I went to see a comedian I had never heard of until three weeks ago. But in Seoul, American entertainers are a rare occurrence and it seemed like a good idea to get some comedy after the past few six-day workweeks. I researched Tom Rhodes on the interwebs and found a documentary he had made over 15 years ago. He had long Robert Plant hair, black boots, and a 90’s attitude wandering through Vietnam 30 years after his father had left the country serving as a helicopter pilot in the war. The video was funny, poignant at times but always interesting. I saw how other white people deal with traveling through Asia. He just spoke English the whole time and never tried anything else. Soon, people were helping, feeding and laughing along with him. As an expat, I can sympathize with these feelings he has of looking for meaning in a place where ancient cultures mix with strange languages and food. He was chastised as not a real man because he wouldn’t drink snake blood and he acquiesced, asserting himself “not a real man if I won’t drink snake blood.”
Although Korean food is rarely that primal, I recognized the emotion of leaving your ego battered on the floor as you make passive comments about why you don’t want to eat that squirming live baby octopus or that pig intestine or that fermented stingray that smells like a 7th inning stadium urinal. He really seemed to have a concerned, inquisitive and meditative approach to travel. It is similar to the way I feel when moving about the world. There is something to learn from everyone and everything as you meander about a peculiar new city or town. I’m more apt to allow weird people into my life when traveling than into my current living area. I think it’s because I know I’m leaving, and that there is a finite amount of weirdness to be gathered from this person.
The night of the show, I was playing Trivial Pursuit with my friend, Dave, and I saw the comedian, Tom, dressed in typical stand-up attire of jeans and black shirt sipping a beer across the bar. I approached him and asked him if he wanted to come play Trivial Pursuit with us, he appropriately said, “No, thanks,” and I proceeded to ask him about the Vietnam trip. We talked a little bit about travel, America, women, how Philadelphia is a brutal oddity of weird yet lovable people completely consumed by perennially losing sports teams, and how his home state of Florida is not really the East Coast and not really the South. He was easy to talk to, but due to my nervousness of meeting a polished celebrity with a knack for the hardest form of entertainment—stand-up—I fell into my standard blabbing.

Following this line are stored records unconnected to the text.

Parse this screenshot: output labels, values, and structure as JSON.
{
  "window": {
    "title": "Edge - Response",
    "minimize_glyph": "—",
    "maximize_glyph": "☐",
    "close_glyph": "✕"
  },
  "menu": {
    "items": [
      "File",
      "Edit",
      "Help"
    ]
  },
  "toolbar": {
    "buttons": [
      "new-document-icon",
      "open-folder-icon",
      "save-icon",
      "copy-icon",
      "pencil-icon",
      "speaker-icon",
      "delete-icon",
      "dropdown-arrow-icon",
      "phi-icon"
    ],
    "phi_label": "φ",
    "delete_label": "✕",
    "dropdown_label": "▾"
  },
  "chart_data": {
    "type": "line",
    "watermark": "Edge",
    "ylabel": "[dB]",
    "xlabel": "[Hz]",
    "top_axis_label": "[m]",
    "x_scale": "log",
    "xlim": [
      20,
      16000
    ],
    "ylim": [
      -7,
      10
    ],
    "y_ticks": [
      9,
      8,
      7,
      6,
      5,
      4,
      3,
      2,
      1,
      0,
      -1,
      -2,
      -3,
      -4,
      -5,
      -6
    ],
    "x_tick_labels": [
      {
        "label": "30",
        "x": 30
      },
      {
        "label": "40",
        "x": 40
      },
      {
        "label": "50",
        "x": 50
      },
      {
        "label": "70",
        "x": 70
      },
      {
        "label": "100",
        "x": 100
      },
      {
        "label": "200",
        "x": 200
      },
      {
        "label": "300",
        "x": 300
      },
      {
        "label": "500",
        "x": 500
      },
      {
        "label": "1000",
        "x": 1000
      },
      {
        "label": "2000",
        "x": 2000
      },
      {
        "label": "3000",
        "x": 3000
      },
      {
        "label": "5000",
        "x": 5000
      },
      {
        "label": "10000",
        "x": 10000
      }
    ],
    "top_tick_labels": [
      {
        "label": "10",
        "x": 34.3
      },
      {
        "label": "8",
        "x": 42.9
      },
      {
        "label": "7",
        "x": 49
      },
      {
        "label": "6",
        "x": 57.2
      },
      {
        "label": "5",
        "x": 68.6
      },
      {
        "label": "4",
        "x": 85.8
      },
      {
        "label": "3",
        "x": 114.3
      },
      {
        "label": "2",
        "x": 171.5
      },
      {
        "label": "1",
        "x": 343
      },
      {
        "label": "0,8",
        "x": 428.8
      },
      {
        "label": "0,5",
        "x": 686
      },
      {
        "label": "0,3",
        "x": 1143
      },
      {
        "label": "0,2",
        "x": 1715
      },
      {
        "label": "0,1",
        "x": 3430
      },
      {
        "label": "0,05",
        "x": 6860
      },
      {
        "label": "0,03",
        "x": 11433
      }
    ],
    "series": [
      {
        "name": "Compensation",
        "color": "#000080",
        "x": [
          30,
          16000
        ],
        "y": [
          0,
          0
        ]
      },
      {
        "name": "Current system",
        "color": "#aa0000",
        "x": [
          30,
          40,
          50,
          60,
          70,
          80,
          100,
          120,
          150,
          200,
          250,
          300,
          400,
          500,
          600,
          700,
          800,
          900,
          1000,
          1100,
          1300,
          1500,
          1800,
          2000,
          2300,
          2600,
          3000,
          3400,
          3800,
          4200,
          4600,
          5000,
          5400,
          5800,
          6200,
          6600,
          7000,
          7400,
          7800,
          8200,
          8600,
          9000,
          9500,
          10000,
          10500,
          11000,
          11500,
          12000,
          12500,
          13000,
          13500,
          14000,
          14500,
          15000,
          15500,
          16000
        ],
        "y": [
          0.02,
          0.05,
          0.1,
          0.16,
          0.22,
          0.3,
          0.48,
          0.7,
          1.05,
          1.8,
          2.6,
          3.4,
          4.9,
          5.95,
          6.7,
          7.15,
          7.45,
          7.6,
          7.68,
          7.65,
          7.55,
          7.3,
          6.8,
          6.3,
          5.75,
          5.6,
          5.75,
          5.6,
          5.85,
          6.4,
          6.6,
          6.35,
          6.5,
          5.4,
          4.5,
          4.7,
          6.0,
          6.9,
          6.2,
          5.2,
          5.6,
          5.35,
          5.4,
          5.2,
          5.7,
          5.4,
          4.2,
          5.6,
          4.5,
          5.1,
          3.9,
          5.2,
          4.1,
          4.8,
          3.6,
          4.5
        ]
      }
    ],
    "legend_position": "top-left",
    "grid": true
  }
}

A man who has traveled the world doing stand-up comedy must be one of the greatest bar conversationalists you can find. He’d probably be able to tell me stories about passing out in a mosque and being woken up by the Adhan chants. Or, about Asian girls throwing themselves at him in cute, broken English, “I like your rooster.” But, I have a big mouth and found myself describing the plot to Argo at one point. It’s not that I thought I had more interesting things to say, it’s that at any pause in a conversation with anyone new, I will begin talking about anything. He was cool though, and exactly what I imagined a professional comedian to be: smoking, rough voiced, good listener and full of life stories.
As much of an inane blabber as I can be, I am also a good leaver. I leave a conversation when it’s time. I’m also a good hanger-upper, when the phone call needs to end, I say, “Bye,” not everyone can do this. “Alright then…good to talk…enjoy that dinner…” So, I left, not hearing nearly enough from a travel veteran as I’d have liked and wished him a good show. The show, of course, was hilarious and he did about an hour of material. We congratulated him on the way out, and he gave me a copy of his new CD. It was such a nice gesture and meant a lot to me. (I was so shocked; I hope I said “Thank you.”)
I kept thinking how I should have stayed in that smoky, cloudy bar and bought him and his beautiful wife a few rounds in exchange for some funny commentary on the world. The problem I have is that I am never happy with what I possess. I got to BS with him a little before his set, I got a free CD and a quality Friday night, what more did I need?
Like today, I went and ate some delicious curried Thai chicken for lunch, walked past the English bookstore and saw the outstandingly attractive Korean girl who works behind the counter in another of her ridiculous leather and lace outfits. She blows my mind sometimes with her appeal. Sometimes, I ask her where a book is that I’m not even interested in, just to see if maybe we will accidentally start talking and accidentally set up a date which leads to an accidental hand brush while walking that runs into an accidental knowledge that we are both extremely into each other. I have a large imagination. I stood on the damn corner of the street debating myself if I should go tell her what I think.
When I was traveling in 2006, “Hello,” was the greatest weapon in the arsenal of meeting new people. But, because she lives here, I’m too shy to talk to her. Perhaps I won’t ever be happy with how things turn out. It is certainly the lesson I need to learn to incorporate that if there is something that interests you, go for it. If there is something that fascinates you, learn about it. The pain of losing is not as bad as the pain of not knowing.